El Maderal is a tiny village that you are not likely to find on Google maps or any other maps for that matter. Tucked away in the hills of El Salvador not far from the Pacific Ocean, El Maderal is home to twenty-one families. Their humble little homes flank a short stretch of road that leads to the regional garbage dump.
Dozens of times a day, big trucks overflowing with garbage rumble their way to the dump past the people of El Maderal. They have grown accustomed to the traffic in their remote little slice of El Salvadoran geography. What they are not happy about is how the garage dump has impacted their lives.
Located at a slightly higher elevation than the village, all of the stuff that ends up in the dump has contaminated every steam that runs down and through the village. The water is unfit for drinking and even bad for doing the laundry. Although they have complained to anyone in authority who cares to listen, the problem remains unresolved.
When we arrived in El Maderal on Monday morning, we were warmly greeted by kids and adults holding handmade Welcome posters and colorful bouquets of balloons. A woman spoke for the village and told us that we were an answer to their prayers. “We dream of water,” she said, “clean water.” They saw our team as the answer to their prayers and the fulfillment of their dream.
We came to El Salvador to drill one more water well in cooperation with our friends at Living Water International. And, we had the good fortune to be the team to drill the water well that the people of El Maderal have been dreaming of. A blessing for us — and an unimaginably huge blessing for the people of El Maderal!
Today we completed our second day of drilling. It was a tough day. We drilled through rock all day and made progress only to eighty feet. We need to reach one-hundred feet to ensure that the people here will have a clean and reliable source of water. This matters to every person in this village. And it matters to us.
Because this is so important, we don’t mind getting covered in mud and doing whatever it takes to make sure that when we leave the people here have a water well. So, a part of our team is drilling, another group is teaching hygiene lessons, and another group is repairing wells in the area.

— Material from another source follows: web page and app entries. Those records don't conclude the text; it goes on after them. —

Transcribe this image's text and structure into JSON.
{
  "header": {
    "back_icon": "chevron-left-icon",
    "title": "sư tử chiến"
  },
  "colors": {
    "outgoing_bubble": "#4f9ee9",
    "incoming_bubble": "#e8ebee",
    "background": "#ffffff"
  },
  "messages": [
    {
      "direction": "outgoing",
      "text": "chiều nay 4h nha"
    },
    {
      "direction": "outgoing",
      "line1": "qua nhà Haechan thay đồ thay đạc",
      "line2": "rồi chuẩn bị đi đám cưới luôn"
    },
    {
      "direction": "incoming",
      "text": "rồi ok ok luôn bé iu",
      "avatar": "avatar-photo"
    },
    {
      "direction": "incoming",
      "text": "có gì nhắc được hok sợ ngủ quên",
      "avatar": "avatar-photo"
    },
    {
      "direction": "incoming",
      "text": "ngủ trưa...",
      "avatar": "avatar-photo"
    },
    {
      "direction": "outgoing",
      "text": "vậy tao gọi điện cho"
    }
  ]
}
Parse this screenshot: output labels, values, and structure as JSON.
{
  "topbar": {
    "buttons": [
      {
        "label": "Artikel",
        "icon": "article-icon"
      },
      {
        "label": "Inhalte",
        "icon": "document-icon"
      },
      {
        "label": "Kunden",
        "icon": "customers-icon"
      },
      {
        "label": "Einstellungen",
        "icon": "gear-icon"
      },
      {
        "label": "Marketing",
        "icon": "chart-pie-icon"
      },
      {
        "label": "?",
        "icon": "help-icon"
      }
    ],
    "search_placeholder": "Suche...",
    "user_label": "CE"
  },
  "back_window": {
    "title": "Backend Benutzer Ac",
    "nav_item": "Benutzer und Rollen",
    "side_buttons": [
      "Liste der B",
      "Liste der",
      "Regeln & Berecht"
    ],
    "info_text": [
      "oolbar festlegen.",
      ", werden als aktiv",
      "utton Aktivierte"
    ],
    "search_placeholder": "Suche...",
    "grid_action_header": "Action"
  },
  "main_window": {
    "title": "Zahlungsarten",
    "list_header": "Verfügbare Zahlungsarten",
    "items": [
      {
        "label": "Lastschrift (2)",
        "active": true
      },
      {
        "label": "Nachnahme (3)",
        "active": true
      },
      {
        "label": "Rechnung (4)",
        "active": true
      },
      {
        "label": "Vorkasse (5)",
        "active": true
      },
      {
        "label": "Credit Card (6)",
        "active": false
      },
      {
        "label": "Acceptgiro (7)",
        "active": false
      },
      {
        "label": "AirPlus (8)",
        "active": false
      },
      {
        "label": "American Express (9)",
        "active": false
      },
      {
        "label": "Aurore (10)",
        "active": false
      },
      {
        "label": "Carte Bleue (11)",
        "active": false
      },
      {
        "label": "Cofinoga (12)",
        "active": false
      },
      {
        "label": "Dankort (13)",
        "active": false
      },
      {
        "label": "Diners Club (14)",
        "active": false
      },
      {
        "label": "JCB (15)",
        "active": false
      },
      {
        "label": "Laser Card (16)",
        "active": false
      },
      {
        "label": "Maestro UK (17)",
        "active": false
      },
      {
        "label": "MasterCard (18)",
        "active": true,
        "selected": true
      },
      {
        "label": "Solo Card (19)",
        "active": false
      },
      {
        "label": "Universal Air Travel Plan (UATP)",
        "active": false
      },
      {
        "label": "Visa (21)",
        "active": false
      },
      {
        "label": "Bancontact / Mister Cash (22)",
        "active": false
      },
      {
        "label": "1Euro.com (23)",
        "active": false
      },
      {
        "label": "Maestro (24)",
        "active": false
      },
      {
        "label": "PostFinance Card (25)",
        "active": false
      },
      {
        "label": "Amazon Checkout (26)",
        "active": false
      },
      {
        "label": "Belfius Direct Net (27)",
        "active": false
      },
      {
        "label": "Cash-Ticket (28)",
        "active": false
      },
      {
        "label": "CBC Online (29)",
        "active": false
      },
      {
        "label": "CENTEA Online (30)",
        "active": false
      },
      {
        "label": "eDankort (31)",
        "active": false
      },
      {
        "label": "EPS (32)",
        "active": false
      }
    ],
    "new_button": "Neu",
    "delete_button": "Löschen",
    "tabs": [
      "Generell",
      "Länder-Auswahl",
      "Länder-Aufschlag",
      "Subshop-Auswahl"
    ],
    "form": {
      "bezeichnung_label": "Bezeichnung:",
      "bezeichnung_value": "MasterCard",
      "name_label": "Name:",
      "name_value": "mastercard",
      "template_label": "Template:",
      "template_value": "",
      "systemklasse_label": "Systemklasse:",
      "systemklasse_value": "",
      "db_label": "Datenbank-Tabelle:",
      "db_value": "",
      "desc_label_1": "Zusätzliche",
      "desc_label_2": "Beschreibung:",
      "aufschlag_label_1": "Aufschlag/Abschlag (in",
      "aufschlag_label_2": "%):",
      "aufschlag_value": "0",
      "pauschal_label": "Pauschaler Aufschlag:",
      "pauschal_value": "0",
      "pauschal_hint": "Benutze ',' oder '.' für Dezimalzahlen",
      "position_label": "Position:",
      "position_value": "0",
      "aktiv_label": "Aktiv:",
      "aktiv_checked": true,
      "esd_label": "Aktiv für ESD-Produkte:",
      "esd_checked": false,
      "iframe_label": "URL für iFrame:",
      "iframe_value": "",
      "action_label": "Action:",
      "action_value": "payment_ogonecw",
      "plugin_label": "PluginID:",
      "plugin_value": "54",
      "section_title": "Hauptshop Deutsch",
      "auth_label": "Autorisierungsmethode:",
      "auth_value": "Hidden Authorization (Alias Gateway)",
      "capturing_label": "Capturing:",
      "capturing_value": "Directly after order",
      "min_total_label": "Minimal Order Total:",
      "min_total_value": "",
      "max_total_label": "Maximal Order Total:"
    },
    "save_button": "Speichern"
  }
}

We know that without clean water kids will continue to get sick, women will continue to spend a large part of their day fetching water from unsanitary sources, and life in general will continue to be tough. We want to change that for the people of El Maderal. We want to turn what has become a nightmare into a beautiful dream fulfilled.